Data about app and page elements:

────

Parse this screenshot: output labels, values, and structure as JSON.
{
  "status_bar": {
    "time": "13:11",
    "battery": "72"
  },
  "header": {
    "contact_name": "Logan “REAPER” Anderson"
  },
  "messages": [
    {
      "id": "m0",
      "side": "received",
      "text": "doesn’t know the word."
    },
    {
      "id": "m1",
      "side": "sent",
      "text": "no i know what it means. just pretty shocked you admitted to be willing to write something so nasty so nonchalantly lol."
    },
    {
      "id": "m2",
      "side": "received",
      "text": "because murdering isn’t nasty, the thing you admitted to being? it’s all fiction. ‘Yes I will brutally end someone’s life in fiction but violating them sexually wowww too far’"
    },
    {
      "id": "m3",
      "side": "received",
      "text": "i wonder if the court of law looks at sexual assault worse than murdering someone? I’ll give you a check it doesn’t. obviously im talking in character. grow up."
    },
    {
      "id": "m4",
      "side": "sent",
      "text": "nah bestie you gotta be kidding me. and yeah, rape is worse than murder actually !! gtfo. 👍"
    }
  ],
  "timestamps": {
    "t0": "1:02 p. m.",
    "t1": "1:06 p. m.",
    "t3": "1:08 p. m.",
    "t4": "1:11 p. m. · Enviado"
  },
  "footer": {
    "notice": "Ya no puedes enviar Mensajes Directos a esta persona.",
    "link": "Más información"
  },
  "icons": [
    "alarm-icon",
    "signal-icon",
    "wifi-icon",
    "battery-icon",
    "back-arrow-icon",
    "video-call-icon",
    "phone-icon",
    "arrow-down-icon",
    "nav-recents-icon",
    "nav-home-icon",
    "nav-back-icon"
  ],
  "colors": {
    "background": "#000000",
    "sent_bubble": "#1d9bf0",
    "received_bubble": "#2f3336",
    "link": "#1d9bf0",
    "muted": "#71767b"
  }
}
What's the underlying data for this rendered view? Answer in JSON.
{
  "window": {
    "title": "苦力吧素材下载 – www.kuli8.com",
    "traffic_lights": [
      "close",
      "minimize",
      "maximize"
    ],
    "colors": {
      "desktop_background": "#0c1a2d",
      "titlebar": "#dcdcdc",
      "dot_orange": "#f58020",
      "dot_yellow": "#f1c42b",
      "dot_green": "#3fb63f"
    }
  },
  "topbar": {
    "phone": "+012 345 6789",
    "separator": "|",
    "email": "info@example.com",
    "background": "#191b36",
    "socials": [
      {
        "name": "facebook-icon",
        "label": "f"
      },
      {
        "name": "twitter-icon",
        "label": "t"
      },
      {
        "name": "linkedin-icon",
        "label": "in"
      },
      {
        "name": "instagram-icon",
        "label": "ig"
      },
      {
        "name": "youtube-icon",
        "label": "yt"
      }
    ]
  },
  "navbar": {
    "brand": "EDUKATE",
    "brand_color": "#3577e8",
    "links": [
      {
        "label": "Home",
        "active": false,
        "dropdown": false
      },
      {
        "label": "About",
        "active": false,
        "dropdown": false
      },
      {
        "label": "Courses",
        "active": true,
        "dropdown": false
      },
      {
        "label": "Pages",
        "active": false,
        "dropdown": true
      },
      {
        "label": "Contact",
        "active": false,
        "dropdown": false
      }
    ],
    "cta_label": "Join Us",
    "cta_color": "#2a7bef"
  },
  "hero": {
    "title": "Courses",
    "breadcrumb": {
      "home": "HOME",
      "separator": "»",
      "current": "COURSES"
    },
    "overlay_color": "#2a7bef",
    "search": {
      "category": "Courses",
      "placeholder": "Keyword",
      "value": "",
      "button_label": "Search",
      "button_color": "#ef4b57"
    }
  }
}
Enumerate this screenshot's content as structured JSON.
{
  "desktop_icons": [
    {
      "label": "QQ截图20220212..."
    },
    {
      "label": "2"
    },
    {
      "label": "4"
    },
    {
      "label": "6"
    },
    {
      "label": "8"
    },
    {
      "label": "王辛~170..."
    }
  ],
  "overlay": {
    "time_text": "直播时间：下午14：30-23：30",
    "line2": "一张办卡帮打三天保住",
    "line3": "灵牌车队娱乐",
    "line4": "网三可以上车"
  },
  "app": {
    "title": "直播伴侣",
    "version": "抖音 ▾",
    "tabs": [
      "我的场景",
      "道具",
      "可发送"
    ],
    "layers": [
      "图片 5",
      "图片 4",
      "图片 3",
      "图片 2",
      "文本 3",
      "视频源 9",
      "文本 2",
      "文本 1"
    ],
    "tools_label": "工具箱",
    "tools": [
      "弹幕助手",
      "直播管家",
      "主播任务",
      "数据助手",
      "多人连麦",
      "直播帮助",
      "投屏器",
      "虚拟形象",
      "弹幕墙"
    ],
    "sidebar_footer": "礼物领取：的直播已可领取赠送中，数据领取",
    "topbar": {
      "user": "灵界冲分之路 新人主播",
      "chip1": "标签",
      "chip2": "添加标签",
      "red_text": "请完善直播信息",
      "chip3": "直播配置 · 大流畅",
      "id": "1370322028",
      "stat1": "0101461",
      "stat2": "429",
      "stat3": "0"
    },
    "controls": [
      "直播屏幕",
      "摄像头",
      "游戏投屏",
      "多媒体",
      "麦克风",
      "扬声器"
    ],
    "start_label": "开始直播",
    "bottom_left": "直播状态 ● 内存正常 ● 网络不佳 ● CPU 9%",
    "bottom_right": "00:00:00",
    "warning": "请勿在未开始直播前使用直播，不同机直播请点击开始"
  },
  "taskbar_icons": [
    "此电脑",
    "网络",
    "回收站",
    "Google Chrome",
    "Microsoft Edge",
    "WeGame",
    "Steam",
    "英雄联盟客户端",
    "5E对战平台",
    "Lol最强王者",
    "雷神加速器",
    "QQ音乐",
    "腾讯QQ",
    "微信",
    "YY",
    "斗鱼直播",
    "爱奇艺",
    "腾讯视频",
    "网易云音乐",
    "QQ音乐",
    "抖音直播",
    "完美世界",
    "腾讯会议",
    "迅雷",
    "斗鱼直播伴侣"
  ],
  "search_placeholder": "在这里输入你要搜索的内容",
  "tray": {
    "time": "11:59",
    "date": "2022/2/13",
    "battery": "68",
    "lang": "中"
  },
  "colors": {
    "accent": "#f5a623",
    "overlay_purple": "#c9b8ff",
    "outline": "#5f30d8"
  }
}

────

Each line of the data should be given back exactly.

Parse this screenshot: output labels, values, and structure as JSON.
{
  "status_bar": {
    "time": "13:11",
    "battery": "72"
  },
  "header": {
    "contact_name": "Logan “REAPER” Anderson"
  },
  "messages": [
    {
      "id": "m0",
      "side": "received",
      "text": "doesn’t know the word."
    },
    {
      "id": "m1",
      "side": "sent",
      "text": "no i know what it means. just pretty shocked you admitted to be willing to write something so nasty so nonchalantly lol."
    },
    {
      "id": "m2",
      "side": "received",
      "text": "because murdering isn’t nasty, the thing you admitted to being? it’s all fiction. ‘Yes I will brutally end someone’s life in fiction but violating them sexually wowww too far’"
    },
    {
      "id": "m3",
      "side": "received",
      "text": "i wonder if the court of law looks at sexual assault worse than murdering someone? I’ll give you a check it doesn’t. obviously im talking in character. grow up."
    },
    {
      "id": "m4",
      "side": "sent",
      "text": "nah bestie you gotta be kidding me. and yeah, rape is worse than murder actually !! gtfo. 👍"
    }
  ],
  "timestamps": {
    "t0": "1:02 p. m.",
    "t1": "1:06 p. m.",
    "t3": "1:08 p. m.",
    "t4": "1:11 p. m. · Enviado"
  },
  "footer": {
    "notice": "Ya no puedes enviar Mensajes Directos a esta persona.",
    "link": "Más información"
  },
  "icons": [
    "alarm-icon",
    "signal-icon",
    "wifi-icon",
    "battery-icon",
    "back-arrow-icon",
    "video-call-icon",
    "phone-icon",
    "arrow-down-icon",
    "nav-recents-icon",
    "nav-home-icon",
    "nav-back-icon"
  ],
  "colors": {
    "background": "#000000",
    "sent_bubble": "#1d9bf0",
    "received_bubble": "#2f3336",
    "link": "#1d9bf0",
    "muted": "#71767b"
  }
}
What's the underlying data for this rendered view? Answer in JSON.
{
  "window": {
    "title": "苦力吧素材下载 – www.kuli8.com",
    "traffic_lights": [
      "close",
      "minimize",
      "maximize"
    ],
    "colors": {
      "desktop_background": "#0c1a2d",
      "titlebar": "#dcdcdc",
      "dot_orange": "#f58020",
      "dot_yellow": "#f1c42b",
      "dot_green": "#3fb63f"
    }
  },
  "topbar": {
    "phone": "+012 345 6789",
    "separator": "|",
    "email": "info@example.com",
    "background": "#191b36",
    "socials": [
      {
        "name": "facebook-icon",
        "label": "f"
      },
      {
        "name": "twitter-icon",
        "label": "t"
      },
      {
        "name": "linkedin-icon",
        "label": "in"
      },
      {
        "name": "instagram-icon",
        "label": "ig"
      },
      {
        "name": "youtube-icon",
        "label": "yt"
      }
    ]
  },
  "navbar": {
    "brand": "EDUKATE",
    "brand_color": "#3577e8",
    "links": [
      {
        "label": "Home",
        "active": false,
        "dropdown": false
      },
      {
        "label": "About",
        "active": false,
        "dropdown": false
      },
      {
        "label": "Courses",
        "active": true,
        "dropdown": false
      },
      {
        "label": "Pages",
        "active": false,
        "dropdown": true
      },
      {
        "label": "Contact",
        "active": false,
        "dropdown": false
      }
    ],
    "cta_label": "Join Us",
    "cta_color": "#2a7bef"
  },
  "hero": {
    "title": "Courses",
    "breadcrumb": {
      "home": "HOME",
      "separator": "»",
      "current": "COURSES"
    },
    "overlay_color": "#2a7bef",
    "search": {
      "category": "Courses",
      "placeholder": "Keyword",
      "value": "",
      "button_label": "Search",
      "button_color": "#ef4b57"
    }
  }
}
Enumerate this screenshot's content as structured JSON.
{
  "desktop_icons": [
    {
      "label": "QQ截图20220212..."
    },
    {
      "label": "2"
    },
    {
      "label": "4"
    },
    {
      "label": "6"
    },
    {
      "label": "8"
    },
    {
      "label": "王辛~170..."
    }
  ],
  "overlay": {
    "time_text": "直播时间：下午14：30-23：30",
    "line2": "一张办卡帮打三天保住",
    "line3": "灵牌车队娱乐",
    "line4": "网三可以上车"
  },
  "app": {
    "title": "直播伴侣",
    "version": "抖音 ▾",
    "tabs": [
      "我的场景",
      "道具",
      "可发送"
    ],
    "layers": [
      "图片 5",
      "图片 4",
      "图片 3",
      "图片 2",
      "文本 3",
      "视频源 9",
      "文本 2",
      "文本 1"
    ],
    "tools_label": "工具箱",
    "tools": [
      "弹幕助手",
      "直播管家",
      "主播任务",
      "数据助手",
      "多人连麦",
      "直播帮助",
      "投屏器",
      "虚拟形象",
      "弹幕墙"
    ],
    "sidebar_footer": "礼物领取：的直播已可领取赠送中，数据领取",
    "topbar": {
      "user": "灵界冲分之路 新人主播",
      "chip1": "标签",
      "chip2": "添加标签",
      "red_text": "请完善直播信息",
      "chip3": "直播配置 · 大流畅",
      "id": "1370322028",
      "stat1": "0101461",
      "stat2": "429",
      "stat3": "0"
    },
    "controls": [
      "直播屏幕",
      "摄像头",
      "游戏投屏",
      "多媒体",
      "麦克风",
      "扬声器"
    ],
    "start_label": "开始直播",
    "bottom_left": "直播状态 ● 内存正常 ● 网络不佳 ● CPU 9%",
    "bottom_right": "00:00:00",
    "warning": "请勿在未开始直播前使用直播，不同机直播请点击开始"
  },
  "taskbar_icons": [
    "此电脑",
    "网络",
    "回收站",
    "Google Chrome",
    "Microsoft Edge",
    "WeGame",
    "Steam",
    "英雄联盟客户端",
    "5E对战平台",
    "Lol最强王者",
    "雷神加速器",
    "QQ音乐",
    "腾讯QQ",
    "微信",
    "YY",
    "斗鱼直播",
    "爱奇艺",
    "腾讯视频",
    "网易云音乐",
    "QQ音乐",
    "抖音直播",
    "完美世界",
    "腾讯会议",
    "迅雷",
    "斗鱼直播伴侣"
  ],
  "search_placeholder": "在这里输入你要搜索的内容",
  "tray": {
    "time": "11:59",
    "date": "2022/2/13",
    "battery": "68",
    "lang": "中"
  },
  "colors": {
    "accent": "#f5a623",
    "overlay_purple": "#c9b8ff",
    "outline": "#5f30d8"
  }
}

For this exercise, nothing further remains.